physical processes will develop when they contain
elements of randomness.

A key example is modelling how the boundary
changes over time between two different
substances. Prof Terry Lyons, a colleague of Prof
Hairer's at Oxford, uses the example of the
interface between ash and paper, when a sheet is
slowly burning.

"But the sort of examples that it applies to in
the longer term are boundless," Prof Lyons added,
noting that climate science in particular was
"where it might end up".

"Martin has tackled a fundamental problem and
achieved a complete step-change in our
understanding of it."

'Ingenious and wonderful'

Caroline Series, a fellow maths professor at the
University of Warwick where Prof Hairer works,
said she was "utterly delighted" for her

"It's fantastic news for Warwick," she told the BBC.

Prof Series has also known Prof Mirzakhani and her work for some time.

"I came across her a long time ago when she was a
PhD student, and I was sent a preliminary draft
of her thesis. And I just read it in amazement -
it was beautiful.

"She took something that's been known for a
while, and she took a rather elaborate and hard
to understand identity between things, and she
just applied it in the most ingenious and
wonderful way."

Prof Series believes the first female Fields
winner is a rare talent, who has produced unique
and striking work.

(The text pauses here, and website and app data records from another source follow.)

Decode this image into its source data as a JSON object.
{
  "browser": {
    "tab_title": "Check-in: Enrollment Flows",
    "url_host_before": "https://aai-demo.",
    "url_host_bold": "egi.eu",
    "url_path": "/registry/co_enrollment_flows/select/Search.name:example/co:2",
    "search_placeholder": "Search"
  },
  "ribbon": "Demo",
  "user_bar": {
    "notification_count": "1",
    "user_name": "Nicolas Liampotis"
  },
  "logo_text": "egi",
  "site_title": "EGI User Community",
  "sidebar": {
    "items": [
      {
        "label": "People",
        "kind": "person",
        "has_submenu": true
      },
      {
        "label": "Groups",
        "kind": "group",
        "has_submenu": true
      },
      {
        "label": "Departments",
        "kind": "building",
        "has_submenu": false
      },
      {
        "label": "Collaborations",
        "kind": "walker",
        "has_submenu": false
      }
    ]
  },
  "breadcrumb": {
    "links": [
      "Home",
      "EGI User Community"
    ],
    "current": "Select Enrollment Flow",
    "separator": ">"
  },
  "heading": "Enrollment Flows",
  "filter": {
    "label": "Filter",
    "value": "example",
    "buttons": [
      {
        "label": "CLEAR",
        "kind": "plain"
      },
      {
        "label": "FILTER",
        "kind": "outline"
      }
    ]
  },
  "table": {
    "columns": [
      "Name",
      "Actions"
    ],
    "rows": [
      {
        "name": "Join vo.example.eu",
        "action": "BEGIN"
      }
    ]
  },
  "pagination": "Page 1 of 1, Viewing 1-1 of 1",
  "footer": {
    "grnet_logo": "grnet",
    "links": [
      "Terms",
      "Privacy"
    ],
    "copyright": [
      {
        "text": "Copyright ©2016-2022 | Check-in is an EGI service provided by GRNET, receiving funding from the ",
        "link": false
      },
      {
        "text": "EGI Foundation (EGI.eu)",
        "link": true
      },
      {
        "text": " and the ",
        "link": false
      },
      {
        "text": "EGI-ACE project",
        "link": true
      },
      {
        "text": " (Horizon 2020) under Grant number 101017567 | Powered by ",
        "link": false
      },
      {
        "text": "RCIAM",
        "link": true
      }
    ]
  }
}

"I'm quite genuine about that," she said. "I
almost never think that about bits of
SIDEBAR PHOTO AND VIDEO: Prof Maryam Mirzakhani
was given the Fields Medal for her work on
complex geometry
SIDEBAR: I think it could have quite an impact on a new generation"
Prof Alison Etheridge -- University of Oxford
SIDEBAR ILLUSTRATION: Prof Mirzakhani's winning
work relates to convoluted mathematical
constructions called Riemann surfaces - ALFRED
SIDEBAR PHOTO: Medallist Prof Martin Hairer is
an Austrian mathematician who teaches at the
University of Warwick, UK
SIDEBAR PHOTO: Prof Mirzakhani went to school
and university in Tehran before doing a PhD at
SIDEBAR ILLUSTRATION: Adding an account of
randomness to particular equations can help
explain the physical interaction between two
substances, like ash and paper in a smouldering
SIDEBAR PHOTO: The Fields medal is engraved with a likeness of Archimedes